“Blue with a dot on the right.” This is the standard GP lens order that is recited over and over by laboratory consultants and customer service representatives across the county every day. However, some patients may benefit from different color and lens identification options, and there are plenty from which to choose.

When You’re Tired of Being Blue

The following scenarios represent a few examples of when practitioners may want to consider a more unique color for their patients’ GP lenses.

Lens Identification Though it’s not difficult to re-dot a GP lens with a fine-tipped permanent marker, patients may prefer to have lenses in different colors to avoid any confusion if the dot wears off or if it’s too difficult to see. This can be particularly useful with young orthokeratology patients (when the lenses are worn only overnight and the color choice has no cosmetic downside) or in elderly patients who have poor visual acuity or who might be confused when trying to discern a dot from a spec of dirt or debris. Right lenses are generally made in colors that have the letter “R” in their name, such as green, brown, or gray; similarly, left lenses are generally made blue or yellow.

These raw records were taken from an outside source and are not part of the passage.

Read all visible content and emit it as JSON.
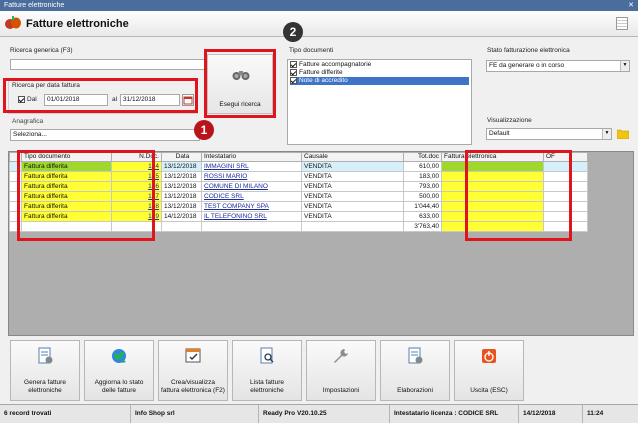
{
  "window": {
    "title": "Fatture elettroniche",
    "close": "✕"
  },
  "header": {
    "title": "Fatture elettroniche"
  },
  "search": {
    "generic_label": "Ricerca generica (F3)",
    "generic_value": "",
    "date_label": "Ricerca per data fattura",
    "from_label": "Dal",
    "from_value": "01/01/2018",
    "to_label": "al",
    "to_value": "31/12/2018",
    "anagrafica_label": "Anagrafica",
    "anagrafica_value": "Seleziona..."
  },
  "search_button": {
    "label": "Esegui ricerca"
  },
  "doc_types": {
    "label": "Tipo documenti",
    "items": [
      {
        "label": "Fatture accompagnatorie",
        "selected": false
      },
      {
        "label": "Fatture differite",
        "selected": false
      },
      {
        "label": "Note di accredito",
        "selected": true
      }
    ]
  },
  "stato": {
    "label": "Stato fatturazione elettronica",
    "value": "FE da generare o in corso"
  },
  "visualizzazione": {
    "label": "Visualizzazione",
    "value": "Default"
  },
  "badges": {
    "one": "1",
    "two": "2"
  },
  "table": {
    "columns": [
      "Tipo documento",
      "N.Doc.",
      "Data",
      "Intestatario",
      "Causale",
      "Tot.doc",
      "Fattura elettronica",
      "OF"
    ],
    "rows": [
      {
        "tipo": "Fattura differita",
        "ndoc": "134",
        "data": "13/12/2018",
        "intestatario": "IMMAGINI SRL",
        "causale": "VENDITA",
        "tot": "610,00",
        "fe": "",
        "of": ""
      },
      {
        "tipo": "Fattura differita",
        "ndoc": "135",
        "data": "13/12/2018",
        "intestatario": "ROSSI MARIO",
        "causale": "VENDITA",
        "tot": "183,00",
        "fe": "",
        "of": ""
      },
      {
        "tipo": "Fattura differita",
        "ndoc": "136",
        "data": "13/12/2018",
        "intestatario": "COMUNE DI MILANO",
        "causale": "VENDITA",
        "tot": "793,00",
        "fe": "",
        "of": ""
      },
      {
        "tipo": "Fattura differita",
        "ndoc": "137",
        "data": "13/12/2018",
        "intestatario": "CODICE SRL",
        "causale": "VENDITA",
        "tot": "500,00",
        "fe": "",
        "of": ""
      },
      {
        "tipo": "Fattura differita",
        "ndoc": "138",
        "data": "13/12/2018",
        "intestatario": "TEST COMPANY SPA",
        "causale": "VENDITA",
        "tot": "1'044,40",
        "fe": "",
        "of": ""
      },
      {
        "tipo": "Fattura differita",
        "ndoc": "139",
        "data": "14/12/2018",
        "intestatario": "IL TELEFONINO SRL",
        "causale": "VENDITA",
        "tot": "633,00",
        "fe": "",
        "of": ""
      }
    ],
    "total": "3'763,40"
  },
  "toolbar": [
    {
      "label": "Genera fatture elettroniche",
      "icon": "document-gear-icon"
    },
    {
      "label": "Aggiorna lo stato delle fatture",
      "icon": "globe-refresh-icon"
    },
    {
      "label": "Crea/visualizza fattura elettronica (F2)",
      "icon": "calendar-document-icon"
    },
    {
      "label": "Lista fatture elettroniche",
      "icon": "document-search-icon"
    },
    {
      "label": "Impostazioni",
      "icon": "wrench-icon"
    },
    {
      "label": "Elaborazioni",
      "icon": "document-gear-icon"
    },
    {
      "label": "Uscita (ESC)",
      "icon": "power-icon"
    }
  ],
  "status": {
    "records": "6 record trovati",
    "company": "Info Shop srl",
    "version": "Ready Pro V20.10.25",
    "license": "Intestatario licenza : CODICE SRL",
    "date": "14/12/2018",
    "time": "11:24"
  },
  "colors": {
    "highlight": "#ffff33",
    "selected_row": "#9fd82b",
    "annotation": "#e0141c"
  }
}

Light-Colored Eyes While GP lenses are usually too small in diameter to truly change eye color appearance effectively, some patients who have light-colored eyes do notice a hint of extra “pop” when they wear lenses in the right shade; or, on the other hand, they may notice a strange or undesirable color shift in their eyes with the wrong shade. Being aware of potential problems (or beneficial enhancements) can help practitioners choose a color that would be most pleasing to each patient.

High Refractive Errors GP lenses that have considerable mass or center thickness, such as those in high plus powers, are more likely to show a deeper hue of the base color than would lenses of low power.

Translating GP Bifocal Designs These designs often utilize increased mass and/or prism to keep the lens aligned with the lower lid margin. This results in a darker-appearing lens.

The difference in color for a translating GP progressive bifocal lens can be significant (Figure 1). This patient’s Rx is +3.50D sphere with a +1.75D add power in Acuity 18 (Acuity Polymers) material, and she reported receiving comments from her family on her odd eye appearance in the standard blue color. A switch to the much lighter ice blue solved the issue.

Figure 1. This translating GP progressive bifocal lens appears much darker in the standard blue color (left) than it does in the ice blue color (right).

Photophobia Dark tints of various colors may be considered for photophobia or glare; though caution is advised, as lenses with dark tints can limit visual acuity, contrast sensitivity, and stereopsis, particularly in dim lighting.

Color Deficiency A longstanding red-tinted lens is still available for enhancing color perception in patients who have color vision deficiencies, though it is available only in PMMA material. Practitioners must monitor patients for potential deleterious effects of this material, including corneal molding, hypoxia, and edema.

Worth Considering

Not all lens materials are available in the same colors, and not all colors are available with a UV absorber. It may be more important to consider Dk, material wettability, and design availability before color choices in some cases. However, a change in GP lens color ordering habits can be beneficial to many patients, and it doesn’t hurt to ask your patients and your lab consultants about the available options. CLS